=== Begin Enclosure ===

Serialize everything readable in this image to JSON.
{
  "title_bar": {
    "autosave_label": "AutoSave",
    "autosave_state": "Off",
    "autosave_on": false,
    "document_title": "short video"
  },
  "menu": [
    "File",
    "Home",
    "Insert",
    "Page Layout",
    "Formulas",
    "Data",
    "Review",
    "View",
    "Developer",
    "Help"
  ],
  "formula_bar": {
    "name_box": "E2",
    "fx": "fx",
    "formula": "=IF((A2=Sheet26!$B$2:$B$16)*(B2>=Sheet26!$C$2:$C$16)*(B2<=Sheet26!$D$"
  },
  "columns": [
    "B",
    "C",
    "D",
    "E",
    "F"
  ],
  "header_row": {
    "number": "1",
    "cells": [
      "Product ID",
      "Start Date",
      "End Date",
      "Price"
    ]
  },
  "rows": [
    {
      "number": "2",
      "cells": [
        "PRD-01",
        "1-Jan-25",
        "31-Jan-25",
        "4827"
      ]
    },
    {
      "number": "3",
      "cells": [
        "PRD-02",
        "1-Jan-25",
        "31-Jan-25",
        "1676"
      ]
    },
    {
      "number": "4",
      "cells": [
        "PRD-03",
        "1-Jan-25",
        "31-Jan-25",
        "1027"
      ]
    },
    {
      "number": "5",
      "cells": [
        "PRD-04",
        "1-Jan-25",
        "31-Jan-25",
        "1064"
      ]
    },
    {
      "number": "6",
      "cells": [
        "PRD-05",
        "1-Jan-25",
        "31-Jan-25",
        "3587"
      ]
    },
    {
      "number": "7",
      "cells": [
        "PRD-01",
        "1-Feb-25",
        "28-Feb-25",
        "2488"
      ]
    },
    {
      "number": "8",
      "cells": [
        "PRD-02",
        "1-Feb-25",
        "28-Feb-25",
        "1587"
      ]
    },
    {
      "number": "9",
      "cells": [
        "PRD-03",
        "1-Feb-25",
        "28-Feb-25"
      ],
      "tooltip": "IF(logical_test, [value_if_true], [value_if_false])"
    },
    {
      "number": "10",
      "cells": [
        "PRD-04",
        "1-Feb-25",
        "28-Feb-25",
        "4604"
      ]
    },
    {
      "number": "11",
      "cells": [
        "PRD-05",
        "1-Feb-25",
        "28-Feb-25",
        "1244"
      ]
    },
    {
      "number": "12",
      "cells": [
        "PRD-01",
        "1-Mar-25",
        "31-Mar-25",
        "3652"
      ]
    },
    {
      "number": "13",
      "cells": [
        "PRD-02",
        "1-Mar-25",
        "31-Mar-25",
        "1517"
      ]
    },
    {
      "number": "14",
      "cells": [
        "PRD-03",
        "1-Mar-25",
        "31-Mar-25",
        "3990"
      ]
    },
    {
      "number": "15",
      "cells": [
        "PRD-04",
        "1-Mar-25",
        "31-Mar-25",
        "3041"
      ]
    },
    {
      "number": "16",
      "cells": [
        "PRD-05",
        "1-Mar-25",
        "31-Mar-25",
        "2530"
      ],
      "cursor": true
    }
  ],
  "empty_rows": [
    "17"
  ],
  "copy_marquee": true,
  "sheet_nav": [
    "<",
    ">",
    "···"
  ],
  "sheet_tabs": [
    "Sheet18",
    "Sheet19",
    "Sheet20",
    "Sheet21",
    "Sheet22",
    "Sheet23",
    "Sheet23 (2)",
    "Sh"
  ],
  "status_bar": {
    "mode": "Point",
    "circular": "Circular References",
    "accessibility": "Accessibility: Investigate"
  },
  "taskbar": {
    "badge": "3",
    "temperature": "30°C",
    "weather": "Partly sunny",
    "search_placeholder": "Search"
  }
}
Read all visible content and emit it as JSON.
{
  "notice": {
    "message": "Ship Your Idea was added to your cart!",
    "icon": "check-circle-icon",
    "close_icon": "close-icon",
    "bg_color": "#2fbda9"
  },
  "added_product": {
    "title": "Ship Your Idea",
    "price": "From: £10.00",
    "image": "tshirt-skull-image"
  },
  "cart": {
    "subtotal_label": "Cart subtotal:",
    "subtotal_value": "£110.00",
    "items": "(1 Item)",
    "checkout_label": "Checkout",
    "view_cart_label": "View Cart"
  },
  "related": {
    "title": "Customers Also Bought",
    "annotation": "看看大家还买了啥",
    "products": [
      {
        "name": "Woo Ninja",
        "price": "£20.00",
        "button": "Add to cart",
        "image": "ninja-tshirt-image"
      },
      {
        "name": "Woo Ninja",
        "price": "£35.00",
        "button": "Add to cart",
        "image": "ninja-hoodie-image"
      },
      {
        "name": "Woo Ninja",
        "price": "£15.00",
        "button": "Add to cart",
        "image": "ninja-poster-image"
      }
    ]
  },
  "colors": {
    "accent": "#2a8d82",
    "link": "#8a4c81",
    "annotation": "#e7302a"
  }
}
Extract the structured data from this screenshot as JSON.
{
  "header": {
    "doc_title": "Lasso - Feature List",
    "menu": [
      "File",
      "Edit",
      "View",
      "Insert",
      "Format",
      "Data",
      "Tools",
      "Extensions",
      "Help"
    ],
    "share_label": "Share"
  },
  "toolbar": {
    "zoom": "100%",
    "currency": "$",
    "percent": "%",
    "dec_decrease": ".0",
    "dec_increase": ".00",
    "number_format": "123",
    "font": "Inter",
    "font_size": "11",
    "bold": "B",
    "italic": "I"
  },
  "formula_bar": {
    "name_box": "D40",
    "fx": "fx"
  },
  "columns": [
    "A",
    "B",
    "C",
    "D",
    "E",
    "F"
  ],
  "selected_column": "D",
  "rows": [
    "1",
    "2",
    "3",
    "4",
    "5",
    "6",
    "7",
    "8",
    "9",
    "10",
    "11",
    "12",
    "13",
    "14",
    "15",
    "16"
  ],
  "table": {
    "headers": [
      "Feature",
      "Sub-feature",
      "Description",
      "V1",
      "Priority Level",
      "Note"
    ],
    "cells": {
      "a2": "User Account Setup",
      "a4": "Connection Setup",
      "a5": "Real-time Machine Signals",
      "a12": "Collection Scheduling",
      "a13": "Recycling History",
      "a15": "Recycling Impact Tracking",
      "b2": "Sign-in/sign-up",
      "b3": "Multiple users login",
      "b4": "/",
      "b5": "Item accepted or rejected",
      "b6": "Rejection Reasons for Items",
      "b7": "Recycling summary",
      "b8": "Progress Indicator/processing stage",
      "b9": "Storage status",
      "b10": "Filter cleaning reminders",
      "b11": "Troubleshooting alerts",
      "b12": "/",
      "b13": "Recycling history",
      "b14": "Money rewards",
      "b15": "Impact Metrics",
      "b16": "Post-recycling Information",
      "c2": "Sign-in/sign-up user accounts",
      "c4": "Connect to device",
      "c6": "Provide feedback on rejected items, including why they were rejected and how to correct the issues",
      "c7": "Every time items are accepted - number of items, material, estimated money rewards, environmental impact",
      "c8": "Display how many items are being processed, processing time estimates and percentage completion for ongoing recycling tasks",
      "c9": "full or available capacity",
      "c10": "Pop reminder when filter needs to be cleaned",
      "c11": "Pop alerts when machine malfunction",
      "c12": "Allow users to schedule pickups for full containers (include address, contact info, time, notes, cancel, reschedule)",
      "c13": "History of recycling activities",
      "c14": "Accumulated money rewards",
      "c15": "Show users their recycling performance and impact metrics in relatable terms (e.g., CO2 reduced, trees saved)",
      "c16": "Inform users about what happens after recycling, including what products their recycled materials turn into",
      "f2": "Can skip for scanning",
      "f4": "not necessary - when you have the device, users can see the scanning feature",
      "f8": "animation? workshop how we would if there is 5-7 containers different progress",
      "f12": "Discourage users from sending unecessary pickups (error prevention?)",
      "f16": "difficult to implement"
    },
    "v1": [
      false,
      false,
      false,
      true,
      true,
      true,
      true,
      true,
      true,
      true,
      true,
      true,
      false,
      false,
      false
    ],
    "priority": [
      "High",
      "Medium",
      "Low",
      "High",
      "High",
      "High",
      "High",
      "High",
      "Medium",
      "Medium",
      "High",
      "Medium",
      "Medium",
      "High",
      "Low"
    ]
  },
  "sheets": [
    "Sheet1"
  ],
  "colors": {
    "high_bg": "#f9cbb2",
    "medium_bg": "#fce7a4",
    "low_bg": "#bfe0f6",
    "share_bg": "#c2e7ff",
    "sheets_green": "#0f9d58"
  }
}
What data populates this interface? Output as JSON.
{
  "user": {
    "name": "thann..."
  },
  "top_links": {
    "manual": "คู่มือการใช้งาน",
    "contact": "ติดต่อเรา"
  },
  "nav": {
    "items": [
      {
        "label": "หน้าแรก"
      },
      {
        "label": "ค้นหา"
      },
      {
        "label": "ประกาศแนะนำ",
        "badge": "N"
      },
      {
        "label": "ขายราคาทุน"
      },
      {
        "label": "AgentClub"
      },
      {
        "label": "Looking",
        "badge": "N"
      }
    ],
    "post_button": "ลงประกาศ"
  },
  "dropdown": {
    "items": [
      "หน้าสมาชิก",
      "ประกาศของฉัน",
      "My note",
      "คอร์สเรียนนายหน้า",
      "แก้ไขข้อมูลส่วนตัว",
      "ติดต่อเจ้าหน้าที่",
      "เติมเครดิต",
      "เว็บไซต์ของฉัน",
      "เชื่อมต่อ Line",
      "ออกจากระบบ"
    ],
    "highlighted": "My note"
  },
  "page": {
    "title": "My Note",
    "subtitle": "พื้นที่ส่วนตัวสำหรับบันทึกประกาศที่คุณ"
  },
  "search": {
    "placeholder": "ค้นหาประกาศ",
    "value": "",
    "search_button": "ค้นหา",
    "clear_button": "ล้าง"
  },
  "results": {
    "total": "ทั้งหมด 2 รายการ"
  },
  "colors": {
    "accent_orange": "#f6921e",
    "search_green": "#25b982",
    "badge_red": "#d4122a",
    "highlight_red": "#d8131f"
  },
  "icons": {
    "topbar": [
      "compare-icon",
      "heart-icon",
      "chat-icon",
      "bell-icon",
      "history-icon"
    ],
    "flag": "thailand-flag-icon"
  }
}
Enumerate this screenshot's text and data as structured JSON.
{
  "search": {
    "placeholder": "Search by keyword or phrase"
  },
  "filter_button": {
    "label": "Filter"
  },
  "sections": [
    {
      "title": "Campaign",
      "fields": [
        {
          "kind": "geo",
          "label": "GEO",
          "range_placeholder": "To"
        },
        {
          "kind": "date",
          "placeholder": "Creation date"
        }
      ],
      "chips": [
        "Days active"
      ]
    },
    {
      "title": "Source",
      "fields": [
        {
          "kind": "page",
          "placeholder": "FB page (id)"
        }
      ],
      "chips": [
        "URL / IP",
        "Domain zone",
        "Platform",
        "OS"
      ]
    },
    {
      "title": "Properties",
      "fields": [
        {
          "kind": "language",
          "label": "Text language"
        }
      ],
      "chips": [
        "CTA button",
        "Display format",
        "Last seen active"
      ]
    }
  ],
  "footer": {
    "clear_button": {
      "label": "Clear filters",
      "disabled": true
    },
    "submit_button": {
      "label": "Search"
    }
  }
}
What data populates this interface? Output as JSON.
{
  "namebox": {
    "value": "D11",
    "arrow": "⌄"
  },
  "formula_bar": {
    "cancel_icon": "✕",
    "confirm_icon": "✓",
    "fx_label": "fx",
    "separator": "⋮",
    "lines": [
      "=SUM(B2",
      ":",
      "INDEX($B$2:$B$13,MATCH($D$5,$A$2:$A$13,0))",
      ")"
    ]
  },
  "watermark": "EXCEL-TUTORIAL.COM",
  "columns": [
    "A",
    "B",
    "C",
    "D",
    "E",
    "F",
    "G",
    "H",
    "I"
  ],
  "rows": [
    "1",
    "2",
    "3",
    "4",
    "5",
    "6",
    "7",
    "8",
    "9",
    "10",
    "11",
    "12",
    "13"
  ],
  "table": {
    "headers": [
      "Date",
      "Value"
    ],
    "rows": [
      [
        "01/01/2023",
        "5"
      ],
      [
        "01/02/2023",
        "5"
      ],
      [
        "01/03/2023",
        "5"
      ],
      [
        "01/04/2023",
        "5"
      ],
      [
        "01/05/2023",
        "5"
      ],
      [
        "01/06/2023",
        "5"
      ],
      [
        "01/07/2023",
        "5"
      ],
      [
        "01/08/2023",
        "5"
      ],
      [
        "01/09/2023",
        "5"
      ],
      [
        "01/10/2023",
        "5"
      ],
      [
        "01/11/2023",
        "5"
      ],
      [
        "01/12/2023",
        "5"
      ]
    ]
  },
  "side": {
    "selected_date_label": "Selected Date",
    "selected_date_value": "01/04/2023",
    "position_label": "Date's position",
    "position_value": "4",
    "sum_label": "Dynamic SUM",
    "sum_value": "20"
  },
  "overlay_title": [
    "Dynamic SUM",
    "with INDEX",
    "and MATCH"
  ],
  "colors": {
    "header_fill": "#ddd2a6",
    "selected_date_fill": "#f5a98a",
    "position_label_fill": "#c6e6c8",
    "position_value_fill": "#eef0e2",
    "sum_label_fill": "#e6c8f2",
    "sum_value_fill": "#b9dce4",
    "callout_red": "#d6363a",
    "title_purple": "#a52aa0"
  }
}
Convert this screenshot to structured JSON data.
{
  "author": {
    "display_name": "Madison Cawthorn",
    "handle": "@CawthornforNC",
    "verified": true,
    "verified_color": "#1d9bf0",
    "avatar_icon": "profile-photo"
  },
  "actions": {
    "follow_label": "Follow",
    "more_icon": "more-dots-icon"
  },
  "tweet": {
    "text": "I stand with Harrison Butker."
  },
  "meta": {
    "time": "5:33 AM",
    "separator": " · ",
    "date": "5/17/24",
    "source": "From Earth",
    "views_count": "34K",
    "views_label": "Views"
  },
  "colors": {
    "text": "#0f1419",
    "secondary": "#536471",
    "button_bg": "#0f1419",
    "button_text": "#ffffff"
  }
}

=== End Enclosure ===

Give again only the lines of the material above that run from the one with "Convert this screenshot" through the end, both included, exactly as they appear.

Convert this screenshot to structured JSON data.
{
  "author": {
    "display_name": "Madison Cawthorn",
    "handle": "@CawthornforNC",
    "verified": true,
    "verified_color": "#1d9bf0",
    "avatar_icon": "profile-photo"
  },
  "actions": {
    "follow_label": "Follow",
    "more_icon": "more-dots-icon"
  },
  "tweet": {
    "text": "I stand with Harrison Butker."
  },
  "meta": {
    "time": "5:33 AM",
    "separator": " · ",
    "date": "5/17/24",
    "source": "From Earth",
    "views_count": "34K",
    "views_label": "Views"
  },
  "colors": {
    "text": "#0f1419",
    "secondary": "#536471",
    "button_bg": "#0f1419",
    "button_text": "#ffffff"
  }
}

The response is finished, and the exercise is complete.